*** Extracted information Section Begins ***

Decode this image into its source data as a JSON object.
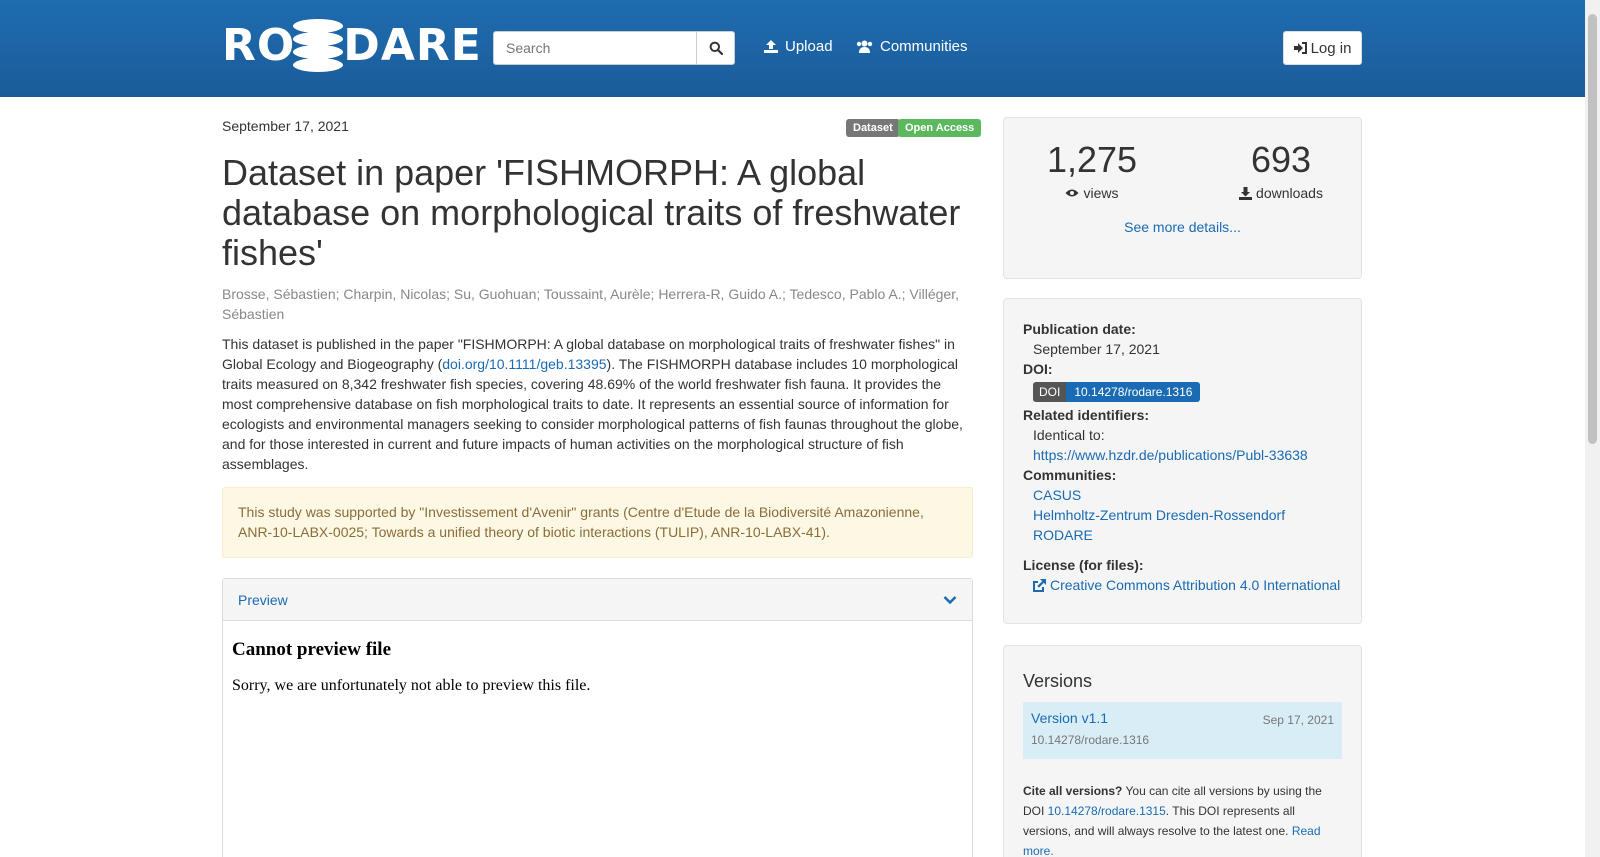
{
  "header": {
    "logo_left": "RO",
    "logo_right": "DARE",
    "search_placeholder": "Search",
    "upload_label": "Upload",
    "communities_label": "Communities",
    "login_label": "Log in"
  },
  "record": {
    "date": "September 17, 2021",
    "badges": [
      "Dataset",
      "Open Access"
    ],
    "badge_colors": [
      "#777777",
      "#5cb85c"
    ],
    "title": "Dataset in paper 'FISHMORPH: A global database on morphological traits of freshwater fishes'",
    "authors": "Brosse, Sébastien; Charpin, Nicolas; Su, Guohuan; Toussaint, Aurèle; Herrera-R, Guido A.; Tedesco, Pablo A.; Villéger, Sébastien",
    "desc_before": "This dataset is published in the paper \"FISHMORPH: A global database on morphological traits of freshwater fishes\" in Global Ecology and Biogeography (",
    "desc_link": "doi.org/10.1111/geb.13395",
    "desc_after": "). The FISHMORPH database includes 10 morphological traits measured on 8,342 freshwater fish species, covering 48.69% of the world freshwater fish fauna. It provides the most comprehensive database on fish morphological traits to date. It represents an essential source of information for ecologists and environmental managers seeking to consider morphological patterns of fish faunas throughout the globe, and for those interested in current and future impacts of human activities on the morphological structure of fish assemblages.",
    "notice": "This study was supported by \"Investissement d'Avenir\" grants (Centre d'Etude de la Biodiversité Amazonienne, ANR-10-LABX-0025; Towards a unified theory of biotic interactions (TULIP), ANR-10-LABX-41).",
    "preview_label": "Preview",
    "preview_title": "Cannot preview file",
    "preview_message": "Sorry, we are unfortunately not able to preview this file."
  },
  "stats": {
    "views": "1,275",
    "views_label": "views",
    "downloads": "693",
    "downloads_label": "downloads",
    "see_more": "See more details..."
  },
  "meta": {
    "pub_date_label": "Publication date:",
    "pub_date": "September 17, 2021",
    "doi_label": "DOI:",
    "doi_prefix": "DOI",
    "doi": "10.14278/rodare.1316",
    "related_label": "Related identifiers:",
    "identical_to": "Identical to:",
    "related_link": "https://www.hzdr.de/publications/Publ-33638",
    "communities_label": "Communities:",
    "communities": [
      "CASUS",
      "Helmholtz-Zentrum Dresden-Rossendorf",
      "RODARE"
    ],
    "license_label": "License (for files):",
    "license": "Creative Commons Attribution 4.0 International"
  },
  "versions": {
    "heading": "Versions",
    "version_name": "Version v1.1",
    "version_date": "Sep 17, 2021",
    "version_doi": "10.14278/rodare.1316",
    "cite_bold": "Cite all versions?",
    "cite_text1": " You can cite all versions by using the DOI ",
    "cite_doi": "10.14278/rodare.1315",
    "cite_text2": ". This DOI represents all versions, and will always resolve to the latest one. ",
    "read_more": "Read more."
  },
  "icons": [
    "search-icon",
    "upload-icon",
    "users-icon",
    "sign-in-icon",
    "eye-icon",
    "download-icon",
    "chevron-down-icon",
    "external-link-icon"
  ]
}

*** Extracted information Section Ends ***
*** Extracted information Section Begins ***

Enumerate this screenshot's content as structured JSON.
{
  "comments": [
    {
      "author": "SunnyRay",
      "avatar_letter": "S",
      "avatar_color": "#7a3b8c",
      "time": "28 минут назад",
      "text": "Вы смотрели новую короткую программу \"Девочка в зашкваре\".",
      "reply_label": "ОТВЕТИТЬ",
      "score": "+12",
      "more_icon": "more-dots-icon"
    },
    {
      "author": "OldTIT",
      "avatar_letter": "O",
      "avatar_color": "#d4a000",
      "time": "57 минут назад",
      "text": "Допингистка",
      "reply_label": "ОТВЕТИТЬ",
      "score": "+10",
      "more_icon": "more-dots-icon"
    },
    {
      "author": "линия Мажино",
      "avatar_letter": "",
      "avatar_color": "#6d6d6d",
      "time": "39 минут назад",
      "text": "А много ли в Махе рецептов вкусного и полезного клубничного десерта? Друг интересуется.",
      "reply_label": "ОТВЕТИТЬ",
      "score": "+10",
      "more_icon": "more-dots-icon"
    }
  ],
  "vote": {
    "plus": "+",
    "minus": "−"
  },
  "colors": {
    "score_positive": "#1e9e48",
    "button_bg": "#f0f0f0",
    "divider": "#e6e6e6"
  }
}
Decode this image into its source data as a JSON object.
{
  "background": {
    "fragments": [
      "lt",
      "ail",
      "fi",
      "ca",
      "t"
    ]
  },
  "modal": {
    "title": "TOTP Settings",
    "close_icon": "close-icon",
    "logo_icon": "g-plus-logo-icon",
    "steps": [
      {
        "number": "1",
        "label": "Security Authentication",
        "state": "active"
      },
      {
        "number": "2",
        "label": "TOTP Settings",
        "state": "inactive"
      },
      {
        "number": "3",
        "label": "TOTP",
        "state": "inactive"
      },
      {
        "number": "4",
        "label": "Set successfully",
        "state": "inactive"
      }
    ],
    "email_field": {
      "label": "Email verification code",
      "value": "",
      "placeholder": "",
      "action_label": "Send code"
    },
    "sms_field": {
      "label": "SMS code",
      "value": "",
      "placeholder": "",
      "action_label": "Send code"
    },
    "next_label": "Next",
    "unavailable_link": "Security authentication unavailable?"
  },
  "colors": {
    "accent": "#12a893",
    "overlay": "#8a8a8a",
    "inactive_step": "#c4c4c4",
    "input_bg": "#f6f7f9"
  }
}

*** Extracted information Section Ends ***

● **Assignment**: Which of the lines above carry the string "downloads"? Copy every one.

● **Answer box**:
    "downloads": "693",
    "downloads_label": "downloads",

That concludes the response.